Wood is made of the old xylem of previous years' growth, the walls of which have become heavily impregnated with lignin. The cells die and are embalmed in tannins and resins, forming the strong dark heartwood. This is surrounded by sapwood, which is weaker and makes up most of the thickness of the trunk in young trees. A layer of new sapwood is added to the outer edge of the column of wood with each year's growth, so forming a ring visible among others in the trunk. These are most apparent in temperature regions, where patterns of growth vary from season to season.

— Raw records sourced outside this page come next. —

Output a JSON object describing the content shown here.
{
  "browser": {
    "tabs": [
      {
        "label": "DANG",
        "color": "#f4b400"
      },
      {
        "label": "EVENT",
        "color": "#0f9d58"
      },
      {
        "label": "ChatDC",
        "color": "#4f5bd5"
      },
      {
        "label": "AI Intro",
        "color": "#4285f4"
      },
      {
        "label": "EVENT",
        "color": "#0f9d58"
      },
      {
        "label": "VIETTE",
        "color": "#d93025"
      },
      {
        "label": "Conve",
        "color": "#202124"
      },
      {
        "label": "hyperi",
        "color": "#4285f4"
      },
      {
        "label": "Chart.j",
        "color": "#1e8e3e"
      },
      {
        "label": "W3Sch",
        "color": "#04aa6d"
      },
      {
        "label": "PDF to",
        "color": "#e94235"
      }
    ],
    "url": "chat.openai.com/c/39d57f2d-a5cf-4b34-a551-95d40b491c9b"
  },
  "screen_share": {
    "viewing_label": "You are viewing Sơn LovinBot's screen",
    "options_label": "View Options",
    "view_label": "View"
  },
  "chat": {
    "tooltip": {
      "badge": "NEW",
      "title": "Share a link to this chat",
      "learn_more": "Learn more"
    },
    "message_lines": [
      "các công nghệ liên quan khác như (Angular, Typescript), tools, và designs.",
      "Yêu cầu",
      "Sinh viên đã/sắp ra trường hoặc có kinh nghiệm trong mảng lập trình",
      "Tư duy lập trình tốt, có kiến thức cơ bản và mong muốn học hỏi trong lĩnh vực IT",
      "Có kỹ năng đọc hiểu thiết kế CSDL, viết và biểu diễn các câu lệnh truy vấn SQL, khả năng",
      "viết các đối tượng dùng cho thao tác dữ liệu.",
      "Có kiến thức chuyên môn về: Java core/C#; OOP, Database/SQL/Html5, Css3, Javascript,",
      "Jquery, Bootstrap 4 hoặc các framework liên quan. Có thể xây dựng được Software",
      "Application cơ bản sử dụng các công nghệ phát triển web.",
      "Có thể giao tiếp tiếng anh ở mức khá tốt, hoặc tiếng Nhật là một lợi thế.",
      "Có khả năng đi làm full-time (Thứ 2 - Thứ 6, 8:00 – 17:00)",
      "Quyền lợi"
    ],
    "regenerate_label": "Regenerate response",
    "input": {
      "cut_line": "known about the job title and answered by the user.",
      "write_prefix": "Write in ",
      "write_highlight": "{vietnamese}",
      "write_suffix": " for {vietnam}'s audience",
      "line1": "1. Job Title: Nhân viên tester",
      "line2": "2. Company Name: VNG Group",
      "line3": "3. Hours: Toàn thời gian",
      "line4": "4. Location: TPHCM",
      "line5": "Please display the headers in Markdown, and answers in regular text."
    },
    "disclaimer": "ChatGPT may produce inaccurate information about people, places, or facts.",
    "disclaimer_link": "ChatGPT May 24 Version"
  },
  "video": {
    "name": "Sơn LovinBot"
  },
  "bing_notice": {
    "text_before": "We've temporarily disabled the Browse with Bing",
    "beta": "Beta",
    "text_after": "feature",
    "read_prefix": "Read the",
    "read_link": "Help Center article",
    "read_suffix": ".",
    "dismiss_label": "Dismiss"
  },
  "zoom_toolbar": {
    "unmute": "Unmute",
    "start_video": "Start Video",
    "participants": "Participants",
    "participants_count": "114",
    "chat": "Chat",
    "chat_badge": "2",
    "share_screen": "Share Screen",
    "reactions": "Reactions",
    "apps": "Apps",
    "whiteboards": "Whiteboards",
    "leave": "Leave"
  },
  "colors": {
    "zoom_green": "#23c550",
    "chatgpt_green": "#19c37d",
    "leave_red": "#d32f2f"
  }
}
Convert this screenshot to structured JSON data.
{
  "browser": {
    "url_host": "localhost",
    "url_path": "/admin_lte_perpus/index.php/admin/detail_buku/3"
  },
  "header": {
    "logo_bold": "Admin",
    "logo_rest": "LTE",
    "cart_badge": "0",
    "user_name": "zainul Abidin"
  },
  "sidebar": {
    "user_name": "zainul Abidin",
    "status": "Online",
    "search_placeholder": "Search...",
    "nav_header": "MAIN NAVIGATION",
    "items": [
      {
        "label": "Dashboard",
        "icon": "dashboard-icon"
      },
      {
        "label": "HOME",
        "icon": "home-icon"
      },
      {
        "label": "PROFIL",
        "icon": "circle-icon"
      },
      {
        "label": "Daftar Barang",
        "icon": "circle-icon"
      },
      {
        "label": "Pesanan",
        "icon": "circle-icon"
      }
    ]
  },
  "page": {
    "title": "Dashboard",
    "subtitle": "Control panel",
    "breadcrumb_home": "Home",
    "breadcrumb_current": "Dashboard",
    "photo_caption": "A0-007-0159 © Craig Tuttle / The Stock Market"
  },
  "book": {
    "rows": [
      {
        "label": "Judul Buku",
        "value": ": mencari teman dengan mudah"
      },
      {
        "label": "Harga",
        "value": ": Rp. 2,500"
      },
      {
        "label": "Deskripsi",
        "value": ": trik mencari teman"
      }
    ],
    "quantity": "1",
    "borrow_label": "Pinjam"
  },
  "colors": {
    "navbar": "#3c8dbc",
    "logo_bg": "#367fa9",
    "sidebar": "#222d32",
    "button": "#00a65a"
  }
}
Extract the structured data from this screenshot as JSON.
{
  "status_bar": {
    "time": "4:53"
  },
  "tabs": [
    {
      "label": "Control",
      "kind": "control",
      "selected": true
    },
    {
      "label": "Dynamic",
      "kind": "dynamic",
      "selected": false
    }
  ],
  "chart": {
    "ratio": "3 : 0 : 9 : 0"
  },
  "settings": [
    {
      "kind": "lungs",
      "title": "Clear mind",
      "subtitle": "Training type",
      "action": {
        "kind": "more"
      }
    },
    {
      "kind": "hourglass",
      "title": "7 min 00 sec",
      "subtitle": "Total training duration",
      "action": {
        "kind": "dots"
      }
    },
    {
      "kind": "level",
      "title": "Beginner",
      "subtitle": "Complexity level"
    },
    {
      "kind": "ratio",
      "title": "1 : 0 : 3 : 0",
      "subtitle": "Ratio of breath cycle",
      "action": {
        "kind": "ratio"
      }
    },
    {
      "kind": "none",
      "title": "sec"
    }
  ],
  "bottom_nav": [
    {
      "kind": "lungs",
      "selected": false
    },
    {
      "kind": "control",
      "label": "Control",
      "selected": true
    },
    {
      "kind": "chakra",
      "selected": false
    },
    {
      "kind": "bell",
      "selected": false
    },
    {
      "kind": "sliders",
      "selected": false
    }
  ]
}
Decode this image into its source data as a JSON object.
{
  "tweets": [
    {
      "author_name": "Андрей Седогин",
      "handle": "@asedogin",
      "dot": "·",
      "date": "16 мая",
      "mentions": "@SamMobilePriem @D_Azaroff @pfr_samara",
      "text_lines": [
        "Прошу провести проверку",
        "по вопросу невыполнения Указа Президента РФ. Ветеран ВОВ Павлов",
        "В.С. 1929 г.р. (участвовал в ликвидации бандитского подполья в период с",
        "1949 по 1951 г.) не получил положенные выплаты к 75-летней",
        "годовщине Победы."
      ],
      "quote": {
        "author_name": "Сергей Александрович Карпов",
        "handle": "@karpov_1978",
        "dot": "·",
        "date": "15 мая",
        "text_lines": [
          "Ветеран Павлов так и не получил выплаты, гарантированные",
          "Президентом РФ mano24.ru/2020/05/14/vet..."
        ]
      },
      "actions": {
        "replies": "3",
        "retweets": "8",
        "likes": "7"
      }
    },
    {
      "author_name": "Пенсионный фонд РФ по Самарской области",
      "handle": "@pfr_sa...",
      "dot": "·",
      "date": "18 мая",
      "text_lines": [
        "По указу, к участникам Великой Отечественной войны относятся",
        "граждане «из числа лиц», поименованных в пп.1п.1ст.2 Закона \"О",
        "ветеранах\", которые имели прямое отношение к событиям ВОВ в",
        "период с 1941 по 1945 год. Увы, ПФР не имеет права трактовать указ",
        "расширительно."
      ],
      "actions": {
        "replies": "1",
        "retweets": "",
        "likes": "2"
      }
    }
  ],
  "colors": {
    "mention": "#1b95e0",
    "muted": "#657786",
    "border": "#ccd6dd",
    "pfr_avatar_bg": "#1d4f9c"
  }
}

Xylem is tissue in the vascular (transport) system of plants that moves water and dissolved nutrients from the roots to the leaves and also provides mechanical support. The most important cells in xylem are long, thin tapering cells called xylem vessels. These cells are dead and have no cross-walls; they are arranged in columns to form long tubes, up which water is drawn.


As water evaporates from the leaves (see transpiration) water is drawn across the leaf by osmosis to replace it, drawing water out of the xylem. This process creates turgor pressure in the xylem vessels, which, along with rings of lignin that reinforce side walls and present them from collaPsing, provides support to the plant. Tiny holes in the walls of the xylem vessels, called pits, allow water to cross from one tube to another.


Ferns and conifers do not have xylem vessels. Instead they have similar cells called tracheids, which do not lose their end walls, so water has to travel through the pits, which slows the flow. The lignin makes the walls of vessels and tracheids strong and rigid, an important support as the plant grows bigger. Xylem tissue also contains non-conducting fibers, dead cells thickened with lignin for extra support.


Xylem is of two kinds: primary, formed by differentiation from procambium and consisting of protoxylem and metaxylem, and secondary, additional xylem produced by activity of cambium. In mature woody plants, xylem makes up the bulk of vascular tissue itself and of the entire structure of stems and roots.